Originally Posted by kathymuggle
I will be happy (yup, happy) if they separate out autism from Aspergers. I am entirely tired of people thinking autism is just a "brain difference" and that autism simply means "quirky kids." We will never do proper research into the disorder if everyone thinks autism=Abed from Community or Sheldon from Big Bang. I feel lumping Aspergers in with autism has caused less real awareness of what autism can look like than perhaps anything else.
the problem is that this isn't just about your nephew vs. Sheldom. There are so, so, so many in-betweens. A person who seems high functioning in some areas can be quite low functioning in others. And some kids on the spectrum seem very behind at certain stages of life, but not so behind at other stages.
My DD is considered "high functioning." We don't know if she will ever live on her own, though. She can discuss the pros and cons of autism research, so she meet the author's litmus test of not counting, yet in this description of what counts:

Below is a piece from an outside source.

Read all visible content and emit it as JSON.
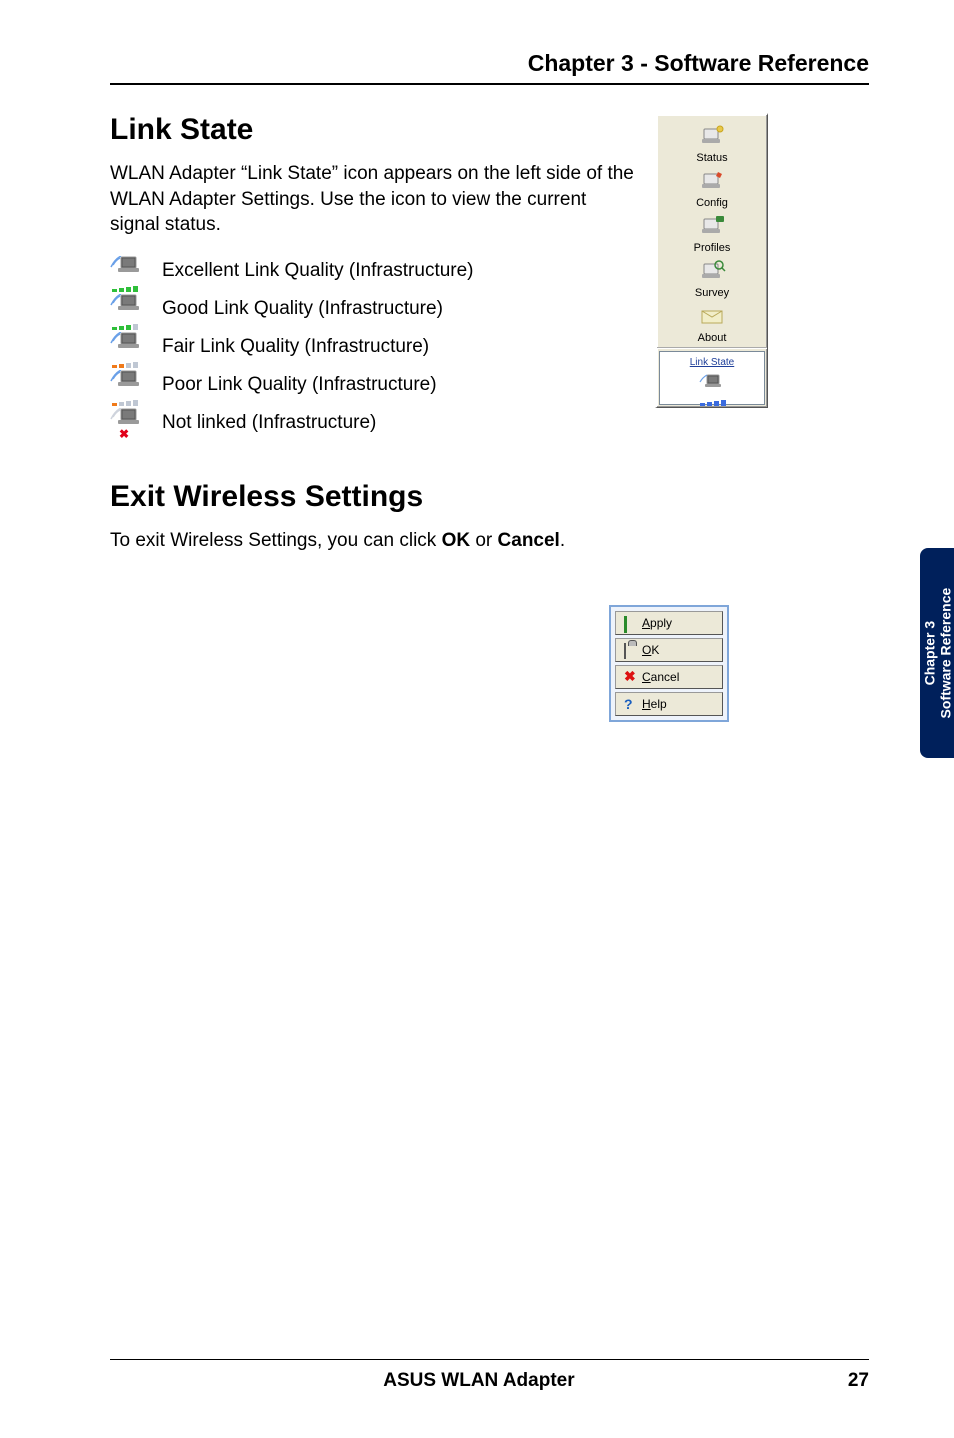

They have no bearing whatsoever with the experiences and suffering of those who must daily face what I can only call “autism prime.” Such people exist in a swirling, nearly impenetrable world of their own punctuated by violence, lack of articulate speech, weird obsessions, incredible indifference and a hundred other heart-breaking negatives.
every item has been true about my DD except violence, and violence is less typical of girls on the spectrum than boys.
She doesn't bang her head into the wall any more, hasn't since she was about 12 or 13. She doesn't line up rocks, at least while any none family members are around. She understands what is "typical" behavior, and can pass when she wants to.
The author sees a clear line dividing who counts and who doesn't, and I don't see where you would draw the line. May be because I know too many people on the spectrum?
I think an analogy to the word "autism" could be the word "cancer." Cancer is used to refer both to certain types of small moles that can be easily removed and require no further treatment, as well as an aggressive illness that can quickly kill. Just as we have different words to specify the different types of cancer, we need words to describe the different presentations of autism.